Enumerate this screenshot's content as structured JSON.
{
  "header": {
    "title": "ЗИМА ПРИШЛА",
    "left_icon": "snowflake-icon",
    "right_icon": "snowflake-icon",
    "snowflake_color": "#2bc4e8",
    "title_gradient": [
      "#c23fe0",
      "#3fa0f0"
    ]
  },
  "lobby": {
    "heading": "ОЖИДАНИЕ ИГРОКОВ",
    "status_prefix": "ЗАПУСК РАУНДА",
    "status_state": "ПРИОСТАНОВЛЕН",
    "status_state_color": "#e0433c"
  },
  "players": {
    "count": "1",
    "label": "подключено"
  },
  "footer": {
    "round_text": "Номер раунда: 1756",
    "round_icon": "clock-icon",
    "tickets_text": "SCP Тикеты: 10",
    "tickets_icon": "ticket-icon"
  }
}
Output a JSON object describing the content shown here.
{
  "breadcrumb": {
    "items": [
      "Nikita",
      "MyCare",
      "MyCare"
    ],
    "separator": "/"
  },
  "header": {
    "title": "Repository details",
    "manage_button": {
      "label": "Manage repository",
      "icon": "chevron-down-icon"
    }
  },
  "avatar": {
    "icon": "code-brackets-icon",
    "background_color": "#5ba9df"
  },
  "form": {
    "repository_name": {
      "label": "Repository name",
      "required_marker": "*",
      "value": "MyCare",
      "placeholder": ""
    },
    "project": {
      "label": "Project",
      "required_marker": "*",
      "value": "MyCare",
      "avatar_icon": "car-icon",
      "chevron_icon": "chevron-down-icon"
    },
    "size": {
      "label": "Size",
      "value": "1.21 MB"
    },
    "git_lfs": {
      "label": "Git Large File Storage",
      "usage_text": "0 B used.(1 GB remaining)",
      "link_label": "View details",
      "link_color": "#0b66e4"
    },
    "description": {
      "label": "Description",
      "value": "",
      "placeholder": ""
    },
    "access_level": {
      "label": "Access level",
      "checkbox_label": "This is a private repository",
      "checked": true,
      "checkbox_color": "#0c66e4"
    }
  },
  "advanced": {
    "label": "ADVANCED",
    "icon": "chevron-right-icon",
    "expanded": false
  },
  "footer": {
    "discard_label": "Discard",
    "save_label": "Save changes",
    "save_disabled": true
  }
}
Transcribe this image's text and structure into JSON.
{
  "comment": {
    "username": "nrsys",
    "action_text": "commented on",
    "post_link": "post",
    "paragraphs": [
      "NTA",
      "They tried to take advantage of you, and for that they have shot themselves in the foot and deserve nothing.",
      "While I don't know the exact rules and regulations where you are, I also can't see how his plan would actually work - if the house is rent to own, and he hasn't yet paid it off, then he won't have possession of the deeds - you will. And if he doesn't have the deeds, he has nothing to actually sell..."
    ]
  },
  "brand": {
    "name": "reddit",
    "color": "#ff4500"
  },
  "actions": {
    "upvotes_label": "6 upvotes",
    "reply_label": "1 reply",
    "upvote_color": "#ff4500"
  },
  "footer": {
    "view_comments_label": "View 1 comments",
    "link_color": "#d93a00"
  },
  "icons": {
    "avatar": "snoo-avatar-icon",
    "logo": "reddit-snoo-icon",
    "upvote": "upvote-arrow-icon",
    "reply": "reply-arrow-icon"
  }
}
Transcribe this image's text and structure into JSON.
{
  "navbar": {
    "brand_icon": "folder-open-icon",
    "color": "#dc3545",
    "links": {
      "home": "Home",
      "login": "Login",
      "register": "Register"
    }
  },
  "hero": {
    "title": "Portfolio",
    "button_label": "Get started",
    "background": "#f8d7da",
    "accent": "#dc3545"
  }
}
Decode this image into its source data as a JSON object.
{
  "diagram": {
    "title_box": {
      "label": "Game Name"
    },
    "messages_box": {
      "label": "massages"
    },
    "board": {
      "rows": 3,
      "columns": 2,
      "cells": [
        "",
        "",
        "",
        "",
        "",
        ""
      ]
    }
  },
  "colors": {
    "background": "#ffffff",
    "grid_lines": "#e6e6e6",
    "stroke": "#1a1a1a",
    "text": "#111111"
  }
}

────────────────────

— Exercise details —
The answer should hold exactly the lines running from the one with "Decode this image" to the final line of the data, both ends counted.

— Task response —
Decode this image into its source data as a JSON object.
{
  "diagram": {
    "title_box": {
      "label": "Game Name"
    },
    "messages_box": {
      "label": "massages"
    },
    "board": {
      "rows": 3,
      "columns": 2,
      "cells": [
        "",
        "",
        "",
        "",
        "",
        ""
      ]
    }
  },
  "colors": {
    "background": "#ffffff",
    "grid_lines": "#e6e6e6",
    "stroke": "#1a1a1a",
    "text": "#111111"
  }
}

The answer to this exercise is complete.